Have at least 6 trump cards (cards of the trump suit you pick + the number of Jacks). If this is possible for more than one suit, pick the one which would result in more trump cards. If there is still a tie, pick the suit with the highest rating given above.
Out of the non-trump cards, have at least 1 Ace.
If your hand does not match both of this criteria, you will pass. If it does, you will output the calculated game value and the chosen trump suit.
Short note: Of course this is a very simplified algorithm. There goes way too much strategy and experience into judging a hand than we could ever cover in a challenge like this.
Every card has an unique identifier. The first part is the suit (Clubs, Spades, Hearts, Diamonds), the second part is the value which is given by this mapping:
Ace -> A King -> K Queen -> Q Jack -> J 10 -> 0 9 -> 9 8 -> 8 7 -> 7

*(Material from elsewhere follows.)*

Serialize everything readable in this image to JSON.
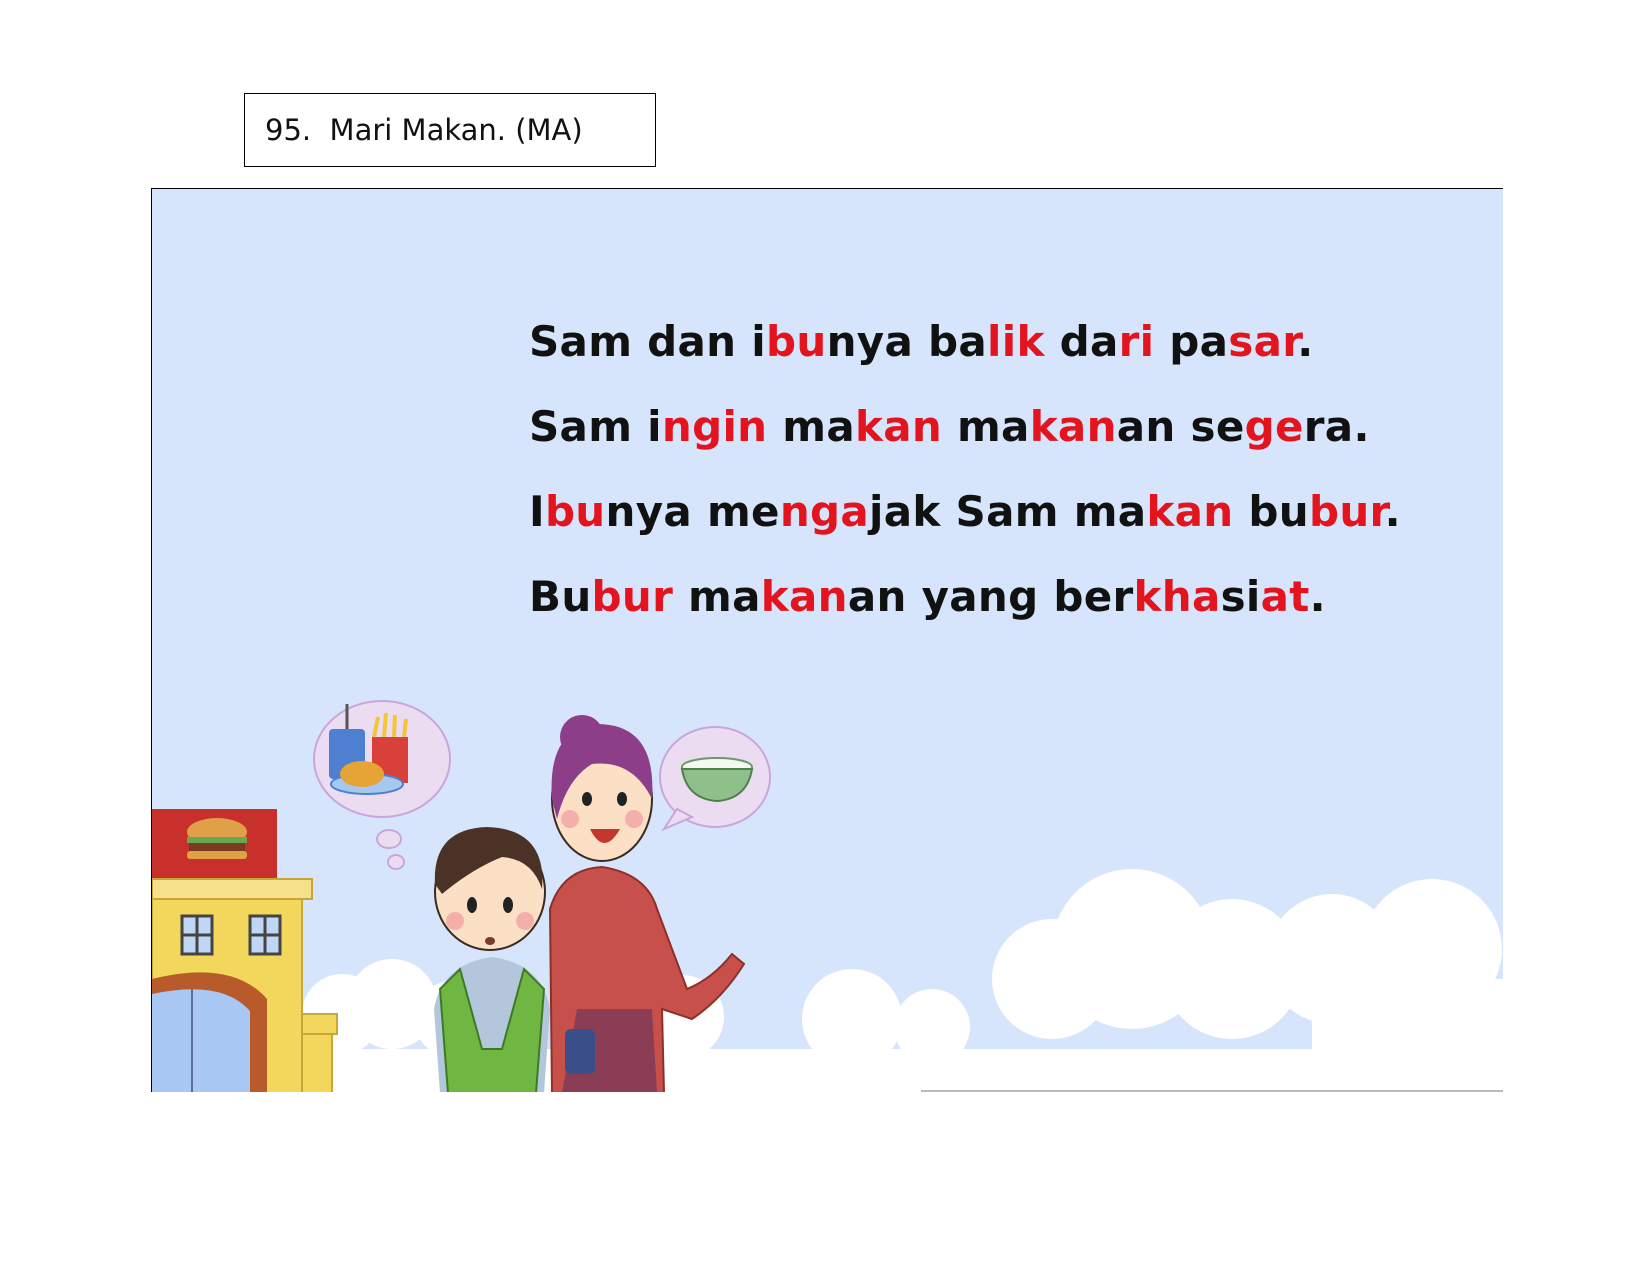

Both parts combined form one card. The value comes first, then comes the suit. You may take the cards in any format as you want.
If the hand is playable, output the game value and the picked trump suit (order doesn't matter). If it's not, output "pass".
- As mentioned you can take the input in the most convenient format for you. Examples see below in the test cases.
- Input may be provided by command line arguments, user input, or function arguments.
- Output may be provided as return value or may just be printed on the screen.
- The cards in the input may not be ordered in any way. Your program has to be able to deal with any random card order.
- Lowest byte-count wins!
Input in the test cases will be a list of 2-char Strings.
1. ["JC", "JS", "JD", "AC", "KC", "9C", "AS", "7H", "QD", "8D"] -> 36 Clubs 2. ["JD", "AS", "0S", "KS", "QS", "9S", "8S", "AD", "8C", "9C"] -> 44 Spades 3. ["JH", "JD", "0S", "KS", "9C", "8C", "QH", "KH", "AD", "9D"] -> pass 4. ["JD", "AS", "KS", "QS", "0S", "9S", "8D", "7D", "0C", "QH"] -> pass
- Two Jacks in a row with Clubs as trump. So the game value is 3 x 12 = 36
- Three Jacks in a row missing with Spades as trump. So the game value is 4 x 11 = 44
- Only a maximum 4 of trump cards is possible, so you will pass.
- Six trump cards with Spades but no non-trump ace, so you will pass.
If some rules are unclear, go ahead and comment. I have grown up with this game, so it hard for me to judge if I described everything in enough detail.
And now... Happy Coding!
edit: As pointed out to me in the comments (thanks to isaacg), there is a rule which counts the following top trumps after the 4 Jacks into the "Jack-factor" so it could go up to 11. To keep this challenge simple and to not confuse people, the rules I proposed originally will stay as they are. So the maximum factor stays at 5.